Jobsite innovations, such as state-of-the-art surveying systems and new-era building equipment, can cause variable responses from project team members and are best rolled out incrementally. While it can be tempting to lean on innovation champions – those who are open to and excited about change – it’s important to get feedback and buy-in from individuals who are more resistant to evolving workflows. Beta testing of any new software or technology should occur within a representative sample that includes all core conditions: company employees, tradespeople, subcontractors and administration. New mobile applications, for example, should be tested among teams who aren’t as savvy with computers and mobile devices.

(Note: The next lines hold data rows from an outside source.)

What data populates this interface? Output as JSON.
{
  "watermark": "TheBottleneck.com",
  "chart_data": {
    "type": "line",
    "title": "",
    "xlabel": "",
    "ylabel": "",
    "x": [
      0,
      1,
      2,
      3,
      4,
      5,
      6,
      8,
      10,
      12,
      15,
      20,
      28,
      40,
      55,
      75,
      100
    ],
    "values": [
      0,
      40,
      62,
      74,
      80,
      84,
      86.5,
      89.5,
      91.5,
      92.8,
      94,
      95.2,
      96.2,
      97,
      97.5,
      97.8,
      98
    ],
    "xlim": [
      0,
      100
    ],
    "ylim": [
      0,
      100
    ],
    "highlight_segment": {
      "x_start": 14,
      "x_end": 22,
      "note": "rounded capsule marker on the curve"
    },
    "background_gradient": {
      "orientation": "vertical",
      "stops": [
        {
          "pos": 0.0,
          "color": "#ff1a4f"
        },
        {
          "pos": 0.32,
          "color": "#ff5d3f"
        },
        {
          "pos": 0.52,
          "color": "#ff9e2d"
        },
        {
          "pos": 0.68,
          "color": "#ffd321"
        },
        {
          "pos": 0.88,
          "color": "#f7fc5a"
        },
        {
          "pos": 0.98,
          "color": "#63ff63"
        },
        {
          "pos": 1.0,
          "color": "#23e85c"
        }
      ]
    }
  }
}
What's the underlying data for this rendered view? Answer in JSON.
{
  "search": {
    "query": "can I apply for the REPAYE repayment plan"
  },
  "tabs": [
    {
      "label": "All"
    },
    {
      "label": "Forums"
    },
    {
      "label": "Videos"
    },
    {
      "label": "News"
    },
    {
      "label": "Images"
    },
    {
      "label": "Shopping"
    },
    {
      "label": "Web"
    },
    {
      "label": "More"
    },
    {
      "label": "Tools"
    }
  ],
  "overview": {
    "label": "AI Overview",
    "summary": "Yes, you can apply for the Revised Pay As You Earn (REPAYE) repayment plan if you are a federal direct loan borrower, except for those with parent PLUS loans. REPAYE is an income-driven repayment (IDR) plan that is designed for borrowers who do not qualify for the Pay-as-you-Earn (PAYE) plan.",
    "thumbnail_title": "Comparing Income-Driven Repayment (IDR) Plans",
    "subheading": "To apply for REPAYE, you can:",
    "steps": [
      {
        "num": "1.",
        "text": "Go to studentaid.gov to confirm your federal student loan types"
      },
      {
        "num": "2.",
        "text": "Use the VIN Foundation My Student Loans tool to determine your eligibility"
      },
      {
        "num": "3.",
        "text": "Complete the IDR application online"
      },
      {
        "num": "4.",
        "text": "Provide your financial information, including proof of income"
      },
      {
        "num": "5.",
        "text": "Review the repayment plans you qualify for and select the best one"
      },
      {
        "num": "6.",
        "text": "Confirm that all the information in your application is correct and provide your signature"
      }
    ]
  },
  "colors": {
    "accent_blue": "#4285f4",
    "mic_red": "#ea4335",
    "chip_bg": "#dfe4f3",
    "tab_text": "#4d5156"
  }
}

An incremental approach to testing within a smaller sample may help build demand for new technology. Inherently, the presence of something new and exciting on the worksite can create a sense of intrigue, generating interest and questions from crewmembers, which may help pave the way for more streamlined integration and acceptance.

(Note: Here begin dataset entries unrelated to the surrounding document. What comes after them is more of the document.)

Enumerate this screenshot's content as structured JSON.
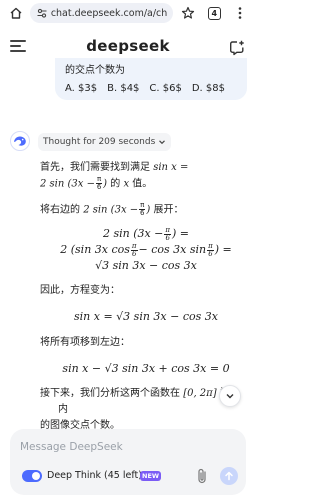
{
  "browser": {
    "url": "chat.deepseek.com/a/ch",
    "tab_count": "4"
  },
  "app": {
    "logo_text": "deepseek"
  },
  "user_message": {
    "line1": "的交点个数为",
    "options": [
      "A. $3$",
      "B. $4$",
      "C. $6$",
      "D. $8$"
    ]
  },
  "thought": {
    "label": "Thought for 209 seconds"
  },
  "answer": {
    "p1_part1": "首先，我们需要找到满足 ",
    "p1_math_inline": "sin x =",
    "p1_part2": " 的 ",
    "p1_part3": " 值。",
    "p1_math_line2_a": "2 sin (3x −",
    "p1_math_x": "x",
    "p2_part1": "将右边的 ",
    "p2_part2": " 展开：",
    "p2_math_inline": "2 sin (3x −",
    "frac_num": "π",
    "frac_den": "6",
    "eq1_line1": "2 sin (3x −",
    "eq1_line1_tail": ") =",
    "eq1_line2_a": "2 (sin 3x cos",
    "eq1_line2_b": "− cos 3x sin",
    "eq1_line2_tail": ") =",
    "eq1_line3": "√3 sin 3x − cos 3x",
    "p3": "因此，方程变为：",
    "eq2": "sin x = √3 sin 3x − cos 3x",
    "p4": "将所有项移到左边：",
    "eq3": "sin x − √3 sin 3x + cos 3x = 0",
    "p5_part1": "接下来，我们分析这两个函数在 ",
    "p5_math": "[0, 2π]",
    "p5_part2": " 门",
    "p5_tail": "内",
    "p5_line2": "的图像交点个数。"
  },
  "composer": {
    "placeholder": "Message DeepSeek",
    "deep_think_label": "Deep Think (45 left)",
    "new_badge": "NEW"
  },
  "colors": {
    "accent": "#4d6bfe",
    "bubble_bg": "#eef3fb",
    "composer_bg": "#f3f4f6",
    "badge": "#7b5cf5"
  },
  "icons": [
    "home-icon",
    "site-settings-icon",
    "star-icon",
    "tab-count-icon",
    "more-icon",
    "menu-icon",
    "new-chat-icon",
    "deepseek-avatar-icon",
    "chevron-down-icon",
    "scroll-down-icon",
    "attach-icon",
    "send-icon"
  ]
}
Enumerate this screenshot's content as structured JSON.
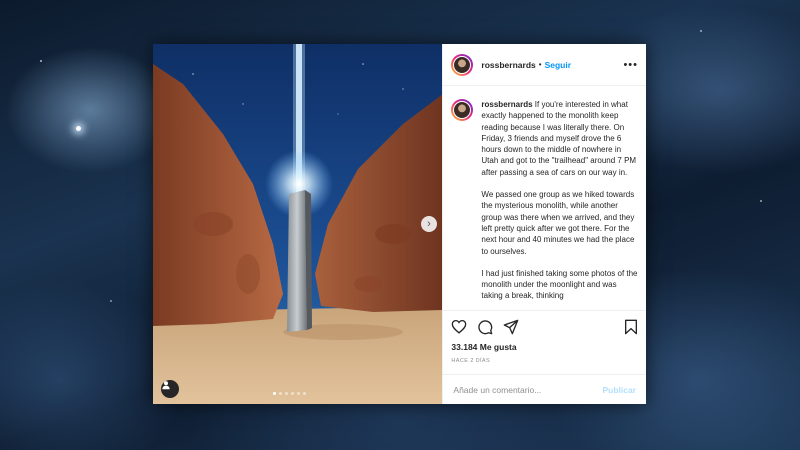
{
  "post": {
    "username": "rossbernards",
    "follow_label": "Seguir",
    "more_icon": "more-icon",
    "caption": {
      "username": "rossbernards",
      "paragraphs": [
        "If you're interested in what exactly happened to the monolith keep reading because I was literally there. On Friday, 3 friends and myself drove the 6 hours down to the middle of nowhere in Utah and got to the \"trailhead\" around 7 PM after passing a sea of cars on our way in.",
        "We passed one group as we hiked towards the mysterious monolith, while another group was there when we arrived, and they left pretty quick after we got there. For the next hour and 40 minutes we had the place to ourselves.",
        "I had just finished taking some photos of the monolith under the moonlight and was taking a break, thinking"
      ]
    },
    "likes": "33.184 Me gusta",
    "timestamp": "HACE 2 DÍAS",
    "comment_placeholder": "Añade un comentario...",
    "publish_label": "Publicar",
    "carousel": {
      "count": 6,
      "active_index": 0
    },
    "colors": {
      "accent": "#0095f6",
      "publish_disabled": "#b2dffc",
      "text": "#262626",
      "muted": "#8e8e8e"
    }
  }
}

Finally, a strategic approach to training is key to garnering support. Platform-designed training is important but should not become a substitute for company-driven training that accounts for how the platform interacts with the contractor’s existing workflow. Further, just-in-time training that occurs in the days or weeks, as opposed to months or years, before technology is formally introduced or becomes integrated into a project, will preserve company resources and eliminate the need for retraining.
Among the biggest challenges facing general contractors is how they can most effectively align their technology objectives with those of their subcontractors. While it may seem logical to mandate participation and specify technology and software expectations into subcontracting agreements, this approach can be ineffective and formulate anxiety, which is unproductive in today’s competitive market. A flexible, more nimble approach that considers the importance of subcontractor participation within a specific SaaS based on their individual roles and responsibilities will help attract talent and ensure the GC remains a partner of choice.
The fact that technology is disrupting the construction industry is no longer in question, but how firms navigate its integration with the support of their team members remains a core concern. With an acute understanding of how company workflows function and interact with technology, combined with a sustained awareness of the impact it has on people throughout the system, this disruption can be harnessed, and everyone can benefit.
Ron Sinopoli is the chief information officer at McHugh Construction, a Chicagoland member. Sinopoli is responsible for directing McHugh’s information technology teams and facilitating the integration of current and emerging technology into McHugh’s workflow, creating efficiency and value while achieving company and client objectives.